- [YOUR OBJECTIVE] Copy each line below containing "structured".

Entries taken from a collection
• • • •

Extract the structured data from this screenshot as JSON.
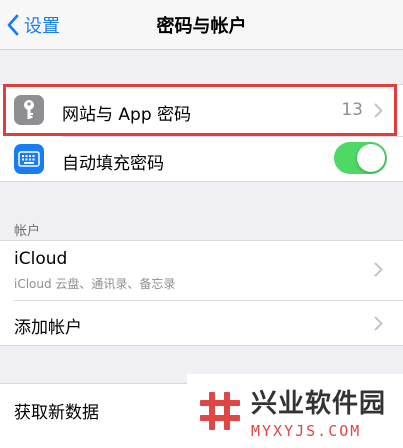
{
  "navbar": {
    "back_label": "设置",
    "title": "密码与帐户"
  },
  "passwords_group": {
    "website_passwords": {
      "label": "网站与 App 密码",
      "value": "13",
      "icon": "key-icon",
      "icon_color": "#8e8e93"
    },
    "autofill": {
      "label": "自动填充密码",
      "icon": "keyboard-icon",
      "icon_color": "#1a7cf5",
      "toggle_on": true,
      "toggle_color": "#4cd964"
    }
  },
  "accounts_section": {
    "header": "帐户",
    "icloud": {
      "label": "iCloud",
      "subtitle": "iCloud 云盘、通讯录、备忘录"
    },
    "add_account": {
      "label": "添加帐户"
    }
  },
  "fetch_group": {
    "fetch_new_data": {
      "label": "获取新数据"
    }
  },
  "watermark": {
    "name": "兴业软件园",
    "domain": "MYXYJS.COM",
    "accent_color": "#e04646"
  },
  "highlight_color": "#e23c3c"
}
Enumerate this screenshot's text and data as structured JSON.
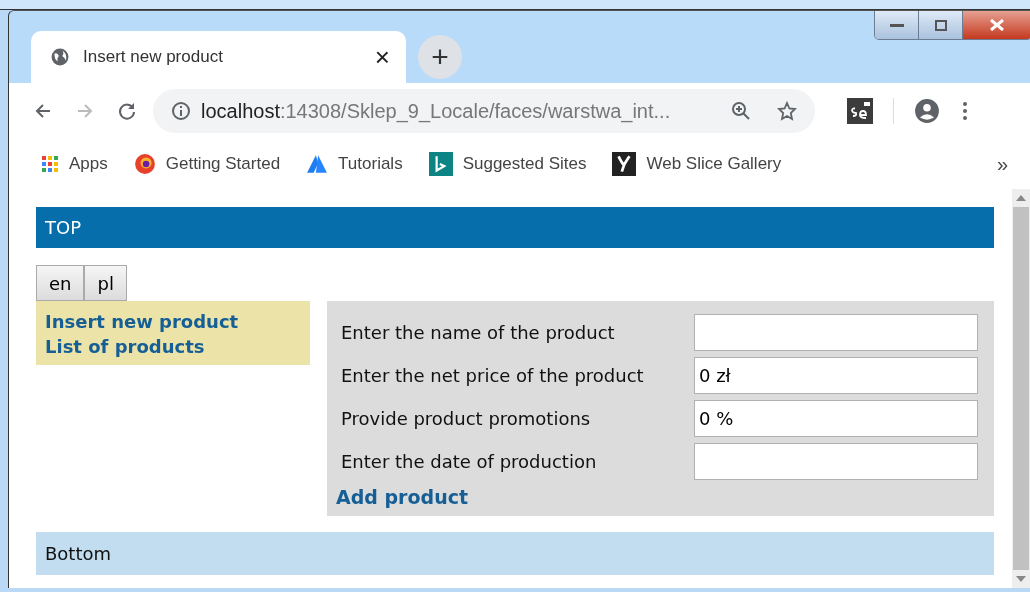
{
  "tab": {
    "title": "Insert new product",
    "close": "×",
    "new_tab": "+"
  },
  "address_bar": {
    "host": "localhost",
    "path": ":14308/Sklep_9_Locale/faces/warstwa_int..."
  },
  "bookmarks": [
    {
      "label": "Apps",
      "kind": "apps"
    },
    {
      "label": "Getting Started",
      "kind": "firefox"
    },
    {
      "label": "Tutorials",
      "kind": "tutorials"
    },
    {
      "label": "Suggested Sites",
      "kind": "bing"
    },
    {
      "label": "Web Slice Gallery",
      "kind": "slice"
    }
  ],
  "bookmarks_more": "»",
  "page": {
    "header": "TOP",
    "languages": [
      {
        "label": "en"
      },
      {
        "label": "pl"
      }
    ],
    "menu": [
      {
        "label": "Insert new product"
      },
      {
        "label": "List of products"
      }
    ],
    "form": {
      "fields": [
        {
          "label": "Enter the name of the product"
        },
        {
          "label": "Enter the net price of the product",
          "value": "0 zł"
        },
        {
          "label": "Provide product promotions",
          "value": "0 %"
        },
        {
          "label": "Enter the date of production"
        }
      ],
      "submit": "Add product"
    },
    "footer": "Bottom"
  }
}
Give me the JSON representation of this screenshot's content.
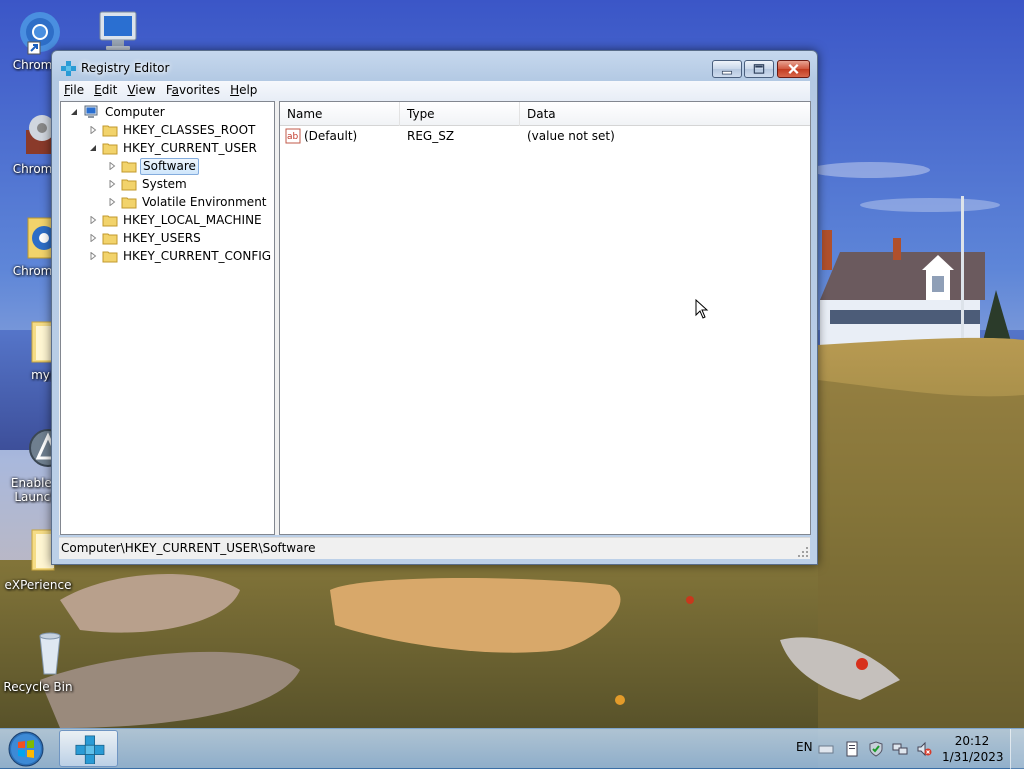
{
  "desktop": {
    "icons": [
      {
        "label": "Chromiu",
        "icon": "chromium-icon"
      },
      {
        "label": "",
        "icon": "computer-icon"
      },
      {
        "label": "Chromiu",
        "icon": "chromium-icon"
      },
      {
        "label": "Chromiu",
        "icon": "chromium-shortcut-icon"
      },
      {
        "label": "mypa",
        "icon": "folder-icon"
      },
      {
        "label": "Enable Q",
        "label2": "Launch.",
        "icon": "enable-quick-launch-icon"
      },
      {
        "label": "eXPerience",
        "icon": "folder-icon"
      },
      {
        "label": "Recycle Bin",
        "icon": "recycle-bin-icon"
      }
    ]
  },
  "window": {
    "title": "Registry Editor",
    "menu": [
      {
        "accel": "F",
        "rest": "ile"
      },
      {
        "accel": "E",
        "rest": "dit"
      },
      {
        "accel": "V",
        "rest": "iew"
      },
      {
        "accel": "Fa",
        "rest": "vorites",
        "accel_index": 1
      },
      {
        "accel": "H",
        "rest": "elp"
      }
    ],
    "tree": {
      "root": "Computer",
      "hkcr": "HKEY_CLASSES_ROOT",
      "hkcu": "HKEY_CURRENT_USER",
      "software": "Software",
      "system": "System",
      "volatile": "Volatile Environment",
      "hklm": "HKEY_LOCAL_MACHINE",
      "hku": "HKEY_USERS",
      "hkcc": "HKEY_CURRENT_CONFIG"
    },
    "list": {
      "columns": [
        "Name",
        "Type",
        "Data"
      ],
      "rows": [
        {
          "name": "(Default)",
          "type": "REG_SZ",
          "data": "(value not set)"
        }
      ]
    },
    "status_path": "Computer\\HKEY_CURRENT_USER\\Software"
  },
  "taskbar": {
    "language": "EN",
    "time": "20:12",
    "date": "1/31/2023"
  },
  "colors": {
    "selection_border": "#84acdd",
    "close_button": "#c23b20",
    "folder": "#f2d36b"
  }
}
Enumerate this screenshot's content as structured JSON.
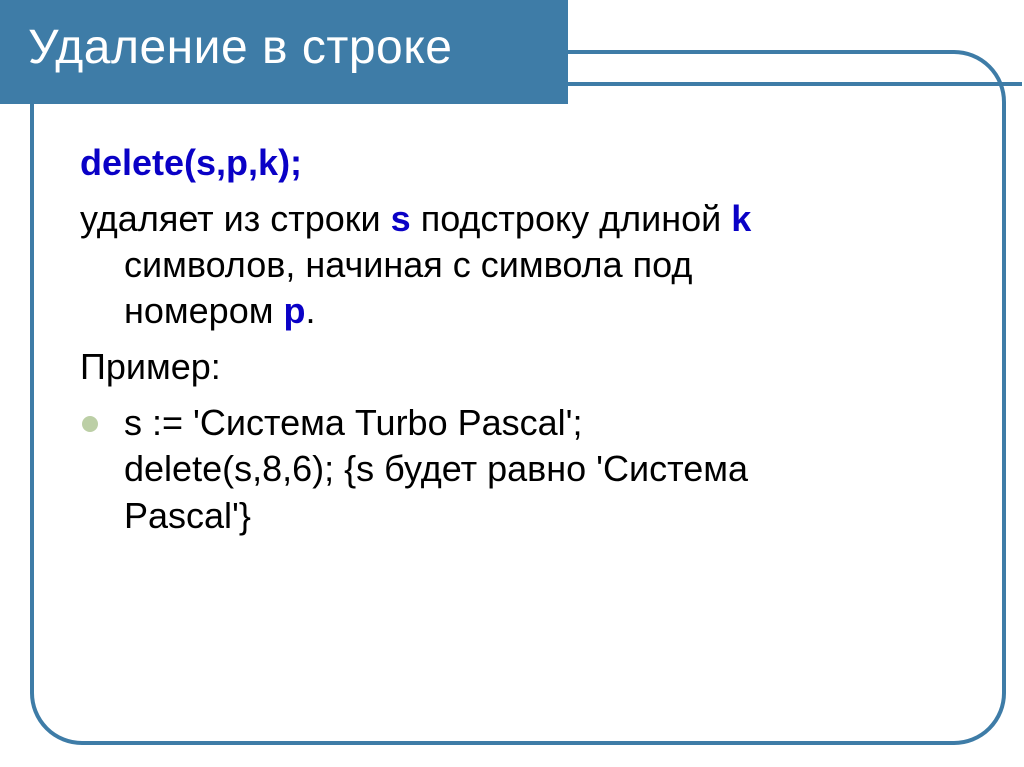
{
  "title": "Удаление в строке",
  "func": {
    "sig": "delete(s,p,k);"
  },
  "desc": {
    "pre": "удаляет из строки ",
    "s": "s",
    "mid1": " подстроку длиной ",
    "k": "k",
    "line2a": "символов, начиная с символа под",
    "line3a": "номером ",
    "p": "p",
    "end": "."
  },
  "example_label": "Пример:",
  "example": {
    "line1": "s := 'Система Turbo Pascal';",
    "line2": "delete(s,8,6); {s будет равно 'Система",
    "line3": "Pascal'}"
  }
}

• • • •

- [SOLUTION TO THE PROBLEM]
Extract the structured data from this screenshot as JSON.
Enumerate this screenshot's text and data as structured JSON.
Enumerate this screenshot's content as structured JSON.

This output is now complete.